TASK INSTRUCTIONS => In the records below, find each line holding the word "legend" and copy it.

[Records from a dataset]

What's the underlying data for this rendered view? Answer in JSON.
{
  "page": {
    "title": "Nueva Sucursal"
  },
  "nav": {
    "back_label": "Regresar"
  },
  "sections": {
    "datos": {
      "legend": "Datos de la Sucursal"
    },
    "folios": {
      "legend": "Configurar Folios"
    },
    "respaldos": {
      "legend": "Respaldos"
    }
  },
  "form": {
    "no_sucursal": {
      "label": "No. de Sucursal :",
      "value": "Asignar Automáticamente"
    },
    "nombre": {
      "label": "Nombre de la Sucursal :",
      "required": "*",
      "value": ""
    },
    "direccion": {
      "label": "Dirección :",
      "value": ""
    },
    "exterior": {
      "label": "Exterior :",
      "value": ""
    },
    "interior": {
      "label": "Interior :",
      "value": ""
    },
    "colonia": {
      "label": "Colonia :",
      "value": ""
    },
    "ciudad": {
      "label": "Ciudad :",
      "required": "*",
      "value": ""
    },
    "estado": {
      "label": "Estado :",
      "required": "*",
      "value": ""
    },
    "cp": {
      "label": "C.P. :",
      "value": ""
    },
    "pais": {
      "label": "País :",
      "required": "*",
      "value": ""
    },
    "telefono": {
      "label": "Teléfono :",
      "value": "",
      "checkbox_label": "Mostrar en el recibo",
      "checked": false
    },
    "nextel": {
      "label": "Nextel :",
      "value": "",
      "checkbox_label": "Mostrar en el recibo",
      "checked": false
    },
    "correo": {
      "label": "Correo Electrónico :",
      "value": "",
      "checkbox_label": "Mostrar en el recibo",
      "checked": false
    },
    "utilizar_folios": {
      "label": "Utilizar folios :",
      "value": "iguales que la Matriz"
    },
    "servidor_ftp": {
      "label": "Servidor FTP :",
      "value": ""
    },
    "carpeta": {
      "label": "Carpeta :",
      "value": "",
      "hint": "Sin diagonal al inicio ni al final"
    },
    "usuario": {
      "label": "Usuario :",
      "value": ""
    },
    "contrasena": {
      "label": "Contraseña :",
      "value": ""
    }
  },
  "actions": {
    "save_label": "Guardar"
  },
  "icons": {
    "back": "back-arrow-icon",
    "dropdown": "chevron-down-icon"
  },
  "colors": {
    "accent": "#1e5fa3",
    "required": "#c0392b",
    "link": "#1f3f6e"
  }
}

THE ANSWER =>
      "legend": "Datos de la Sucursal"
      "legend": "Configurar Folios"
      "legend": "Respaldos"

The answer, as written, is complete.